Using ISBN 978-2-85428-483-6, it is more obvious to use the symmetrical tensor: $$s_{ij} = \frac{1}{2} \cdot ( \frac{\partial u_i}{x_j} + \frac{\partial u_j}{x_i})$$ and $$S_{ij} = \frac{1}{2} \cdot ( \frac{\partial U_i}{x_j} + \frac{\partial U_j}{x_i})$$ and $$\overline{S}_{ij} = \frac{1}{2} \cdot ( \frac{\partial \overline{U}_i}{x_j} + \frac{\partial \overline{U}_j}{x_i})$$, we have $$\overline{\Phi} = \overline{\phi + \varphi}$$ with $$\phi = 2 \mu \overline{S}_{ij} \overline{S}_{ij}$$ and $$\varphi = 2\mu_{ij} \mu_{ij}$$ so using your second expression: $$\varphi=\mu\left[2\left(\dfrac{\partial \overline{u}}{\partial x}\right)^2+2\left(\dfrac{\partial \overline{v}}{\partial y}\right)^2+2\left(\dfrac{\partial \overline{w}}{\partial x}\right)^2+\left(\dfrac{\partial \overline{u}}{\partial y}+\dfrac{\partial \overline{v}}{\partial x}\right)^2+\left(\dfrac{\partial \overline{u}}{\partial z}+\dfrac{\partial \overline{w}}{\partial x}\right)^2+\left(\dfrac{\partial \overline{v}}{\partial z}+\dfrac{\partial \overline{w}}{\partial y}\right)^2\right]$$. The same applies for $$\phi = \mu\left[2\left(\dfrac{\partial \overline{U}}{\partial x}\right)^2+2\left(\dfrac{\partial \overline{V}}{\partial y}\right)^2+2\left(\dfrac{\partial \overline{W}}{\partial x}\right)^2+\left(\dfrac{\partial \overline{U}}{\partial y}+\dfrac{\partial \overline{V}}{\partial x}\right)^2+\left(\dfrac{\partial \overline{U}}{\partial z}+\dfrac{\partial \overline{W}}{\partial x}\right)^2+\left(\dfrac{\partial \overline{V}}{\partial z}+\dfrac{\partial \overline{W}}{\partial y}\right)^2\right]$$

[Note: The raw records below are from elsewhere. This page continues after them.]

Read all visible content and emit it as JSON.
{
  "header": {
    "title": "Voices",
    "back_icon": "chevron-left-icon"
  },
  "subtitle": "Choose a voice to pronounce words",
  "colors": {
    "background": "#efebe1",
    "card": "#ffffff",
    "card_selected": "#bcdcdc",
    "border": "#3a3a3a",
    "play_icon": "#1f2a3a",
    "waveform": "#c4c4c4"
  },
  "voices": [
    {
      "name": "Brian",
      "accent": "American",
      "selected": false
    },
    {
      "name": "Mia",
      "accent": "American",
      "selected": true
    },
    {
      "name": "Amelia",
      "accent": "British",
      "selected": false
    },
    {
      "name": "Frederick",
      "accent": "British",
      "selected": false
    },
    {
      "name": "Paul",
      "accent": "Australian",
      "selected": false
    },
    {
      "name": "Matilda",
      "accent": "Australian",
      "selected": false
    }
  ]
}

• +1 Better use the same notation as in the question.
– Deep
Feb 19, 2019 at 4:19
• I am not sure I understand the notation you used. I tried to look up the book you mentioned but unfortunately I could not find any resource available. Why you distinguish between $u$ and $U$? I have edited my question to clarify what I am looking for.
– fma

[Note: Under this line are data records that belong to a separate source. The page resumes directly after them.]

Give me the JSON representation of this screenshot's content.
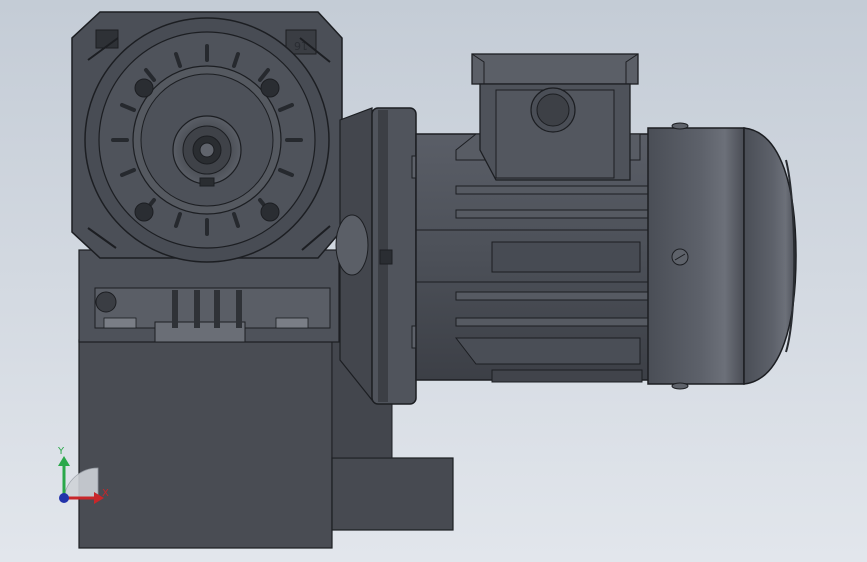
{
  "viewport": {
    "background_top": "#c4ccd6",
    "background_bottom": "#e2e6ec"
  },
  "model": {
    "gearbox_emboss": "16",
    "body_color": "#4b4f57",
    "edge_color": "#1c1e22"
  },
  "triad": {
    "x_label": "X",
    "y_label": "Y",
    "x_color": "#c8262a",
    "y_color": "#2aa84a",
    "z_color": "#2233aa"
  }
}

Feb 19, 2019 at 11:38
• $\dfrac{\partial \overline{u_i}}{\partial x_j} = \dfrac{\partial \overline{u}}{\partial x} + \dfrac{\partial \overline{u}}{\partial y} + \dfrac{\partial \overline{u}}{\partial z} + \dfrac{\partial \overline{v}}{\partial x} + \dfrac{\partial \overline{v}}{\partial y} + \dfrac{\partial \overline{v}}{\partial z} + \dfrac{\partial \overline{w}}{\partial x} + \dfrac{\partial \overline{w}}{\partial y} + \dfrac{\partial \overline{w}}{\partial z}$ Notice how components are summed twice. Same applies for $u'$. Feb 19, 2019 at 11:46
• Thanks for showing the expansion of $\dfrac{\partial \overline{u_i}}{\partial x_j}$. However what about $\dfrac{\partial \overline{u_j}}{\partial x_i}$? Does it expand in the same way? If so, is it true that $\dfrac{\partial \overline{u_i}}{\partial x_j}+\dfrac{\partial u^{\prime}_i}{\partial x_j}+\dfrac{\partial \overline{u_j}}{\partial x_i}+\dfrac{\partial u^{\prime}_j}{\partial x_i}=2\left(\dfrac{\partial \overline{u_i}}{\partial x_j}+\dfrac{\partial u^{\prime}_i}{\partial x_j}\right)$?
– fma
Feb 19, 2019 at 12:05
• No, it is a tensorial operation. What you have to square it the Tensor S described previously. So $\Phi = \sum_i \sum_j \frac{1}{2} \cdot ( \frac{\partial u_i}{\partial x_j} + \frac{\partial u_j}{\partial x_i}) = \frac{1}{2} \cdot ( \frac{\partial u}{\partial x} + \frac{\partial u}{\partial x} + \frac{\partial v}{\partial x} + \frac{\partial u}{\partial y} + \frac{\partial u}{\partial z} + \frac{\partial w}{\partial x} + \dots)$ Feb 19, 2019 at 12:23